I have a lot of respect for him in his current role and even more so for his past leadership on the Republic Issue. He may be the last liberal in the Liberal Party.
Then there is Christine Milne.
Over time I have actually mistaken her for a Liberal Party attack Harpie.
She is much better than that. Much better.
Her beliefs appear honest and are backed by good research and conviction.
I guess its just her way / style but whenever she debates she often resorts to "we're holier than thou" or even plain old " my footy club is better 'cause its not yours ... so there" arguments.
Just like the Libs.
(Though it must be said without the "born to rule" subtext.)
She has great knowledge and great communicative abilities, but even when asked a walk in gimme by a "non fan" in the audience, around an area she has almost expert knowledge, she chose instead to see the question as an attack on the greens as being "airy" or something.
After the launch of the Greens 2050 plan and the Zero Carbon 2020 plan I was expecting this guys lack of homework to have him enrolling in an engineering course at the very least.
Now yep, the question was negatively (almost rudely) premised, and it was a question asked from the safety of near anonymity, some ignorance , and with a hint of a sneer.

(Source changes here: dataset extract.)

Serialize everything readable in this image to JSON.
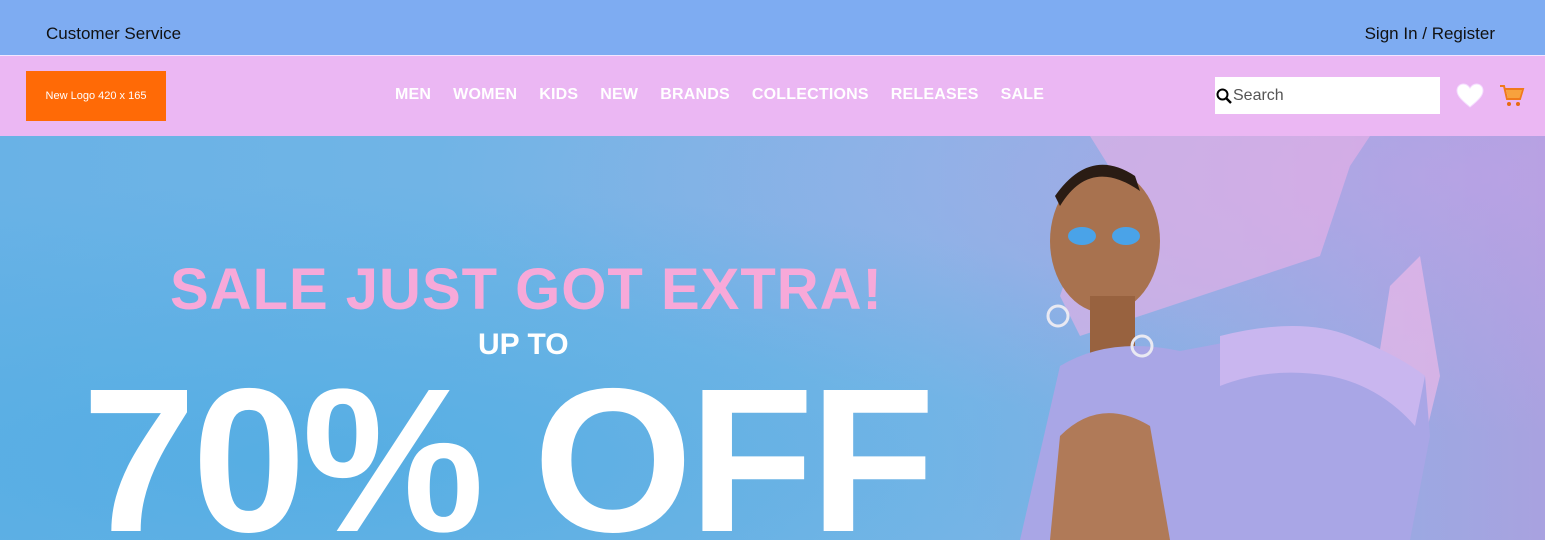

Mz. Milne could easily have rolled out more detail on the economical and technical advantages of a Carbon free economy AND got in the quote of the night which was "Without an Environment there is no Economy".
Unfortunately it looked defensive when in fact the Greens really are the only ones with a plan for a new economy _and_ a better environment.
Once again it seems we are all too stupid to understand a real answer or something...
Perhaps that is right, but couldn't she at least hope !
Using the Standard righteous Liberal party (page 27 in their "Actioning Argument" manual I expect) approach may win Senate votes from wettish Liberal voters though.
(I guess thats the idea ?) Perhaps this is Christine's constituency ?
Mind , she is at least consistent. :)
I think though that she is underselling herself and her party, more worrying she alienates her own core constituency which is to some extent at least looking to the Greens for a cleaner political approach.
The question was about "What are you going to do... what ARE your plans" not about "you stupid hippies have no idea" !
Penny Wongs final response to the same chap was more "contained" and I think a little stilted as a result of Christine's ramble. Though she answered only a subset of his question. Penny also had the opportunity to lift the level around this time but missed it.
It IS difficult. I certainly could not be a politician, you have to be part idealist part shonk part barrister and frankly, brave. I get anxious at small committee meetings.. and usually lose my temper or near pass out trying not too :)
QandA finally let some air and light into the issues around this election, it exposed the facile nature of much of the Professional Commentary... and the public conversation to date.
For what its worth thanks to all concerned. Its reassuring that the party marketing departments are not making all the policy.
This blog will (eventually) contain other material.
There is an election on though, and I finally got round to using twitter, which led me to this thing, which i thought may be a good place to quietly but with some threat of scrutiny publish some Howtos ... so those later. :)
a Link or two:
Tom Switzer http://www.ipa.org.au/people/tom-switzer
 The guy hasn't even bothered to check the Greens web site.
Even it he was a neo-con stooge the answer was a missed opportunity.